__RECORDS FOR THE EXERCISE__:
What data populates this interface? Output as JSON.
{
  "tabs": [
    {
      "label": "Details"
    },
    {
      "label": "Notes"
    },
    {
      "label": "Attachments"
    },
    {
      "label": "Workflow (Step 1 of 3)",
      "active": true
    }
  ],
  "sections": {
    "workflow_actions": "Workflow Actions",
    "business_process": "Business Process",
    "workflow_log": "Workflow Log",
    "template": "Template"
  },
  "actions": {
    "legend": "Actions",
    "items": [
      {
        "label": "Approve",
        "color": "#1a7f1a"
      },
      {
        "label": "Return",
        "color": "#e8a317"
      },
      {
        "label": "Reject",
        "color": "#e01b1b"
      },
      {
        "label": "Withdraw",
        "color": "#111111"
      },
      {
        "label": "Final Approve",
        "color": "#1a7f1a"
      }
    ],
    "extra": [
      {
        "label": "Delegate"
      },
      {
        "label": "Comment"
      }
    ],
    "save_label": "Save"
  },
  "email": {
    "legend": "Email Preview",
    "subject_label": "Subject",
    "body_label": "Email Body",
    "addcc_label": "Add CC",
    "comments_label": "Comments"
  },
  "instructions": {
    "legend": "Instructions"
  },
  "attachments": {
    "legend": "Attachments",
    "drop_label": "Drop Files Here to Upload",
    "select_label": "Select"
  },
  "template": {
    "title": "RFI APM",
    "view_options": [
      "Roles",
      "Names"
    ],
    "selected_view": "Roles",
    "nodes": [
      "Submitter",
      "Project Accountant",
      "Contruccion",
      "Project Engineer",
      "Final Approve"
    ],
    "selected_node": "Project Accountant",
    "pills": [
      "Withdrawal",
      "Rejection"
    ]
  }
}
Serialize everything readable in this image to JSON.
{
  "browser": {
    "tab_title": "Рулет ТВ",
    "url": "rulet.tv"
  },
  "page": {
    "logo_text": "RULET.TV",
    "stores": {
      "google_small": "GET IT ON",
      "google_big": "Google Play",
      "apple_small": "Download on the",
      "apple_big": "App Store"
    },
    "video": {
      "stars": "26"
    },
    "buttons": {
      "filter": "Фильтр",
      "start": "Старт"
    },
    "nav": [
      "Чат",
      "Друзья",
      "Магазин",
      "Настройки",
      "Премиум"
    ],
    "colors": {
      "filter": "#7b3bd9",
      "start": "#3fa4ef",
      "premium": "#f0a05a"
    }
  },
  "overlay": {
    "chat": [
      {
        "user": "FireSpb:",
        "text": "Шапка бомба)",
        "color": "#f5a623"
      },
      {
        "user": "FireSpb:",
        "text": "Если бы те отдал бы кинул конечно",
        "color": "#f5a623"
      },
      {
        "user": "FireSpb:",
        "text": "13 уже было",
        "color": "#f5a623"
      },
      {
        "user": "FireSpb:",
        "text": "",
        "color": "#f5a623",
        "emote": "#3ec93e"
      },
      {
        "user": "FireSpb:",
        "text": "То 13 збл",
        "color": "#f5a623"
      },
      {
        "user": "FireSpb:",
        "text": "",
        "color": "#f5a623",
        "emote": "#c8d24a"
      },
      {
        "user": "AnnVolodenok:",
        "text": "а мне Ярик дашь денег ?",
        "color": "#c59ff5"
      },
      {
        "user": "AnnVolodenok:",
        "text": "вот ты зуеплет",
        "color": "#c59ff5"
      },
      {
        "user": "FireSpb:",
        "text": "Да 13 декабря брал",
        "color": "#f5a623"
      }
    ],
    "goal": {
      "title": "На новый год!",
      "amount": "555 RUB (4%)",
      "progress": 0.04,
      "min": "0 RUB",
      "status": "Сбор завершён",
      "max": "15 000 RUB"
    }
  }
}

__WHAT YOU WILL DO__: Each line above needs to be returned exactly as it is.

__SOLUTION__:
What data populates this interface? Output as JSON.
{
  "tabs": [
    {
      "label": "Details"
    },
    {
      "label": "Notes"
    },
    {
      "label": "Attachments"
    },
    {
      "label": "Workflow (Step 1 of 3)",
      "active": true
    }
  ],
  "sections": {
    "workflow_actions": "Workflow Actions",
    "business_process": "Business Process",
    "workflow_log": "Workflow Log",
    "template": "Template"
  },
  "actions": {
    "legend": "Actions",
    "items": [
      {
        "label": "Approve",
        "color": "#1a7f1a"
      },
      {
        "label": "Return",
        "color": "#e8a317"
      },
      {
        "label": "Reject",
        "color": "#e01b1b"
      },
      {
        "label": "Withdraw",
        "color": "#111111"
      },
      {
        "label": "Final Approve",
        "color": "#1a7f1a"
      }
    ],
    "extra": [
      {
        "label": "Delegate"
      },
      {
        "label": "Comment"
      }
    ],
    "save_label": "Save"
  },
  "email": {
    "legend": "Email Preview",
    "subject_label": "Subject",
    "body_label": "Email Body",
    "addcc_label": "Add CC",
    "comments_label": "Comments"
  },
  "instructions": {
    "legend": "Instructions"
  },
  "attachments": {
    "legend": "Attachments",
    "drop_label": "Drop Files Here to Upload",
    "select_label": "Select"
  },
  "template": {
    "title": "RFI APM",
    "view_options": [
      "Roles",
      "Names"
    ],
    "selected_view": "Roles",
    "nodes": [
      "Submitter",
      "Project Accountant",
      "Contruccion",
      "Project Engineer",
      "Final Approve"
    ],
    "selected_node": "Project Accountant",
    "pills": [
      "Withdrawal",
      "Rejection"
    ]
  }
}
Serialize everything readable in this image to JSON.
{
  "browser": {
    "tab_title": "Рулет ТВ",
    "url": "rulet.tv"
  },
  "page": {
    "logo_text": "RULET.TV",
    "stores": {
      "google_small": "GET IT ON",
      "google_big": "Google Play",
      "apple_small": "Download on the",
      "apple_big": "App Store"
    },
    "video": {
      "stars": "26"
    },
    "buttons": {
      "filter": "Фильтр",
      "start": "Старт"
    },
    "nav": [
      "Чат",
      "Друзья",
      "Магазин",
      "Настройки",
      "Премиум"
    ],
    "colors": {
      "filter": "#7b3bd9",
      "start": "#3fa4ef",
      "premium": "#f0a05a"
    }
  },
  "overlay": {
    "chat": [
      {
        "user": "FireSpb:",
        "text": "Шапка бомба)",
        "color": "#f5a623"
      },
      {
        "user": "FireSpb:",
        "text": "Если бы те отдал бы кинул конечно",
        "color": "#f5a623"
      },
      {
        "user": "FireSpb:",
        "text": "13 уже было",
        "color": "#f5a623"
      },
      {
        "user": "FireSpb:",
        "text": "",
        "color": "#f5a623",
        "emote": "#3ec93e"
      },
      {
        "user": "FireSpb:",
        "text": "То 13 збл",
        "color": "#f5a623"
      },
      {
        "user": "FireSpb:",
        "text": "",
        "color": "#f5a623",
        "emote": "#c8d24a"
      },
      {
        "user": "AnnVolodenok:",
        "text": "а мне Ярик дашь денег ?",
        "color": "#c59ff5"
      },
      {
        "user": "AnnVolodenok:",
        "text": "вот ты зуеплет",
        "color": "#c59ff5"
      },
      {
        "user": "FireSpb:",
        "text": "Да 13 декабря брал",
        "color": "#f5a623"
      }
    ],
    "goal": {
      "title": "На новый год!",
      "amount": "555 RUB (4%)",
      "progress": 0.04,
      "min": "0 RUB",
      "status": "Сбор завершён",
      "max": "15 000 RUB"
    }
  }
}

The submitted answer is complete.